[Website and app data records]
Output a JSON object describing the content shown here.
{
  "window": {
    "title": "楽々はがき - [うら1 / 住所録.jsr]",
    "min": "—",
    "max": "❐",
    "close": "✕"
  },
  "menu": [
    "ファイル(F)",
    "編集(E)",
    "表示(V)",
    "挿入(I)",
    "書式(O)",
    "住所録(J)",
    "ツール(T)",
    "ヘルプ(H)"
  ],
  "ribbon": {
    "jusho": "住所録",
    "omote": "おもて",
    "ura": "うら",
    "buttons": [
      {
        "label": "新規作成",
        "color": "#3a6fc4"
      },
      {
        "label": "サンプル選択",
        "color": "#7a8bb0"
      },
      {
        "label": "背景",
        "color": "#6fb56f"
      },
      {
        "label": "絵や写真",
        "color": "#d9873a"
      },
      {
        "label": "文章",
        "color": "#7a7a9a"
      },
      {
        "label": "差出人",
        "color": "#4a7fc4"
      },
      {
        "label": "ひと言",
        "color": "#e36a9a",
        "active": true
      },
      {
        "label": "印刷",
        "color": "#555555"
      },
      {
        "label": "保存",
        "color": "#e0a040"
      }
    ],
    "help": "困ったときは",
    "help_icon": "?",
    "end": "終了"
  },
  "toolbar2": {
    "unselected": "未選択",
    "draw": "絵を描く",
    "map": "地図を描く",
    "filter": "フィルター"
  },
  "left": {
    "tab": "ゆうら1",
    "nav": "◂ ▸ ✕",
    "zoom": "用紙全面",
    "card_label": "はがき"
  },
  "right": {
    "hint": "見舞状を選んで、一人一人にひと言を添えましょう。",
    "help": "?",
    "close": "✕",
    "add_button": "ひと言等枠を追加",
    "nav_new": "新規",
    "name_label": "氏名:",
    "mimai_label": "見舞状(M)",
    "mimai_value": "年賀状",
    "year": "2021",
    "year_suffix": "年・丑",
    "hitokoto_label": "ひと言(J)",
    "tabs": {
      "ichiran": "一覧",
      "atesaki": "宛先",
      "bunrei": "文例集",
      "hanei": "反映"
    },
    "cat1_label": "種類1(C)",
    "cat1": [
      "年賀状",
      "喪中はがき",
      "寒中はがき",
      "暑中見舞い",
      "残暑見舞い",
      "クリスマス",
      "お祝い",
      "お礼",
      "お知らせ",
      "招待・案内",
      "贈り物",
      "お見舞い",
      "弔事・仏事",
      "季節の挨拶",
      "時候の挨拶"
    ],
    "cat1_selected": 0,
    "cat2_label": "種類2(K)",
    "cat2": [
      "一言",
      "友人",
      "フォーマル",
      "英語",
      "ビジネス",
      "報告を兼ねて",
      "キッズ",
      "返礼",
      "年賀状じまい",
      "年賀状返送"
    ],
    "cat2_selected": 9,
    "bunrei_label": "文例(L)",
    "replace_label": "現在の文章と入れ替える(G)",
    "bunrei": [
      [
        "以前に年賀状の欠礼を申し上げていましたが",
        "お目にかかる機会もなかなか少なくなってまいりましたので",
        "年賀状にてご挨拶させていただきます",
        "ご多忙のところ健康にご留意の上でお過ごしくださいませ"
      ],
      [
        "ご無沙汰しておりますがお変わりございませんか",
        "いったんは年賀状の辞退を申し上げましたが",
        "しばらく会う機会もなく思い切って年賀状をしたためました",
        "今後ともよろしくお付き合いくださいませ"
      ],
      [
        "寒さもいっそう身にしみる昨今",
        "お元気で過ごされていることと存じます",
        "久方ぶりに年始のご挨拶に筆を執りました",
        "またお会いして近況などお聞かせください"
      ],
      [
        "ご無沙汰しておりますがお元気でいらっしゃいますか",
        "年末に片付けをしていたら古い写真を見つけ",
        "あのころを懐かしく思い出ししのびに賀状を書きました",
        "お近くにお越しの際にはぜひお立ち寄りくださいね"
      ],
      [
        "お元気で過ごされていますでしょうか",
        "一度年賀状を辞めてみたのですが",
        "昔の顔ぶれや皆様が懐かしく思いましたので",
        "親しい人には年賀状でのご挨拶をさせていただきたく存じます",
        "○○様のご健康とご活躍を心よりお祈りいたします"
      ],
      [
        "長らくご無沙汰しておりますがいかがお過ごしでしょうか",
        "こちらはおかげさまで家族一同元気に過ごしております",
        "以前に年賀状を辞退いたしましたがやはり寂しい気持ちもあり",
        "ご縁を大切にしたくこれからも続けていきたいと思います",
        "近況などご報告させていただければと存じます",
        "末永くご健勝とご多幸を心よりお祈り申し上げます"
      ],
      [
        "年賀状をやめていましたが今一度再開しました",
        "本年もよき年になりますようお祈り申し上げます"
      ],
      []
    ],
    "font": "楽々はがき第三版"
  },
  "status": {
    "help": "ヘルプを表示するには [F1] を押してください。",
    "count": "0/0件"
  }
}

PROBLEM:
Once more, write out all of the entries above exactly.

ANSWER TO THE EXERCISE:
Output a JSON object describing the content shown here.
{
  "window": {
    "title": "楽々はがき - [うら1 / 住所録.jsr]",
    "min": "—",
    "max": "❐",
    "close": "✕"
  },
  "menu": [
    "ファイル(F)",
    "編集(E)",
    "表示(V)",
    "挿入(I)",
    "書式(O)",
    "住所録(J)",
    "ツール(T)",
    "ヘルプ(H)"
  ],
  "ribbon": {
    "jusho": "住所録",
    "omote": "おもて",
    "ura": "うら",
    "buttons": [
      {
        "label": "新規作成",
        "color": "#3a6fc4"
      },
      {
        "label": "サンプル選択",
        "color": "#7a8bb0"
      },
      {
        "label": "背景",
        "color": "#6fb56f"
      },
      {
        "label": "絵や写真",
        "color": "#d9873a"
      },
      {
        "label": "文章",
        "color": "#7a7a9a"
      },
      {
        "label": "差出人",
        "color": "#4a7fc4"
      },
      {
        "label": "ひと言",
        "color": "#e36a9a",
        "active": true
      },
      {
        "label": "印刷",
        "color": "#555555"
      },
      {
        "label": "保存",
        "color": "#e0a040"
      }
    ],
    "help": "困ったときは",
    "help_icon": "?",
    "end": "終了"
  },
  "toolbar2": {
    "unselected": "未選択",
    "draw": "絵を描く",
    "map": "地図を描く",
    "filter": "フィルター"
  },
  "left": {
    "tab": "ゆうら1",
    "nav": "◂ ▸ ✕",
    "zoom": "用紙全面",
    "card_label": "はがき"
  },
  "right": {
    "hint": "見舞状を選んで、一人一人にひと言を添えましょう。",
    "help": "?",
    "close": "✕",
    "add_button": "ひと言等枠を追加",
    "nav_new": "新規",
    "name_label": "氏名:",
    "mimai_label": "見舞状(M)",
    "mimai_value": "年賀状",
    "year": "2021",
    "year_suffix": "年・丑",
    "hitokoto_label": "ひと言(J)",
    "tabs": {
      "ichiran": "一覧",
      "atesaki": "宛先",
      "bunrei": "文例集",
      "hanei": "反映"
    },
    "cat1_label": "種類1(C)",
    "cat1": [
      "年賀状",
      "喪中はがき",
      "寒中はがき",
      "暑中見舞い",
      "残暑見舞い",
      "クリスマス",
      "お祝い",
      "お礼",
      "お知らせ",
      "招待・案内",
      "贈り物",
      "お見舞い",
      "弔事・仏事",
      "季節の挨拶",
      "時候の挨拶"
    ],
    "cat1_selected": 0,
    "cat2_label": "種類2(K)",
    "cat2": [
      "一言",
      "友人",
      "フォーマル",
      "英語",
      "ビジネス",
      "報告を兼ねて",
      "キッズ",
      "返礼",
      "年賀状じまい",
      "年賀状返送"
    ],
    "cat2_selected": 9,
    "bunrei_label": "文例(L)",
    "replace_label": "現在の文章と入れ替える(G)",
    "bunrei": [
      [
        "以前に年賀状の欠礼を申し上げていましたが",
        "お目にかかる機会もなかなか少なくなってまいりましたので",
        "年賀状にてご挨拶させていただきます",
        "ご多忙のところ健康にご留意の上でお過ごしくださいませ"
      ],
      [
        "ご無沙汰しておりますがお変わりございませんか",
        "いったんは年賀状の辞退を申し上げましたが",
        "しばらく会う機会もなく思い切って年賀状をしたためました",
        "今後ともよろしくお付き合いくださいませ"
      ],
      [
        "寒さもいっそう身にしみる昨今",
        "お元気で過ごされていることと存じます",
        "久方ぶりに年始のご挨拶に筆を執りました",
        "またお会いして近況などお聞かせください"
      ],
      [
        "ご無沙汰しておりますがお元気でいらっしゃいますか",
        "年末に片付けをしていたら古い写真を見つけ",
        "あのころを懐かしく思い出ししのびに賀状を書きました",
        "お近くにお越しの際にはぜひお立ち寄りくださいね"
      ],
      [
        "お元気で過ごされていますでしょうか",
        "一度年賀状を辞めてみたのですが",
        "昔の顔ぶれや皆様が懐かしく思いましたので",
        "親しい人には年賀状でのご挨拶をさせていただきたく存じます",
        "○○様のご健康とご活躍を心よりお祈りいたします"
      ],
      [
        "長らくご無沙汰しておりますがいかがお過ごしでしょうか",
        "こちらはおかげさまで家族一同元気に過ごしております",
        "以前に年賀状を辞退いたしましたがやはり寂しい気持ちもあり",
        "ご縁を大切にしたくこれからも続けていきたいと思います",
        "近況などご報告させていただければと存じます",
        "末永くご健勝とご多幸を心よりお祈り申し上げます"
      ],
      [
        "年賀状をやめていましたが今一度再開しました",
        "本年もよき年になりますようお祈り申し上げます"
      ],
      []
    ],
    "font": "楽々はがき第三版"
  },
  "status": {
    "help": "ヘルプを表示するには [F1] を押してください。",
    "count": "0/0件"
  }
}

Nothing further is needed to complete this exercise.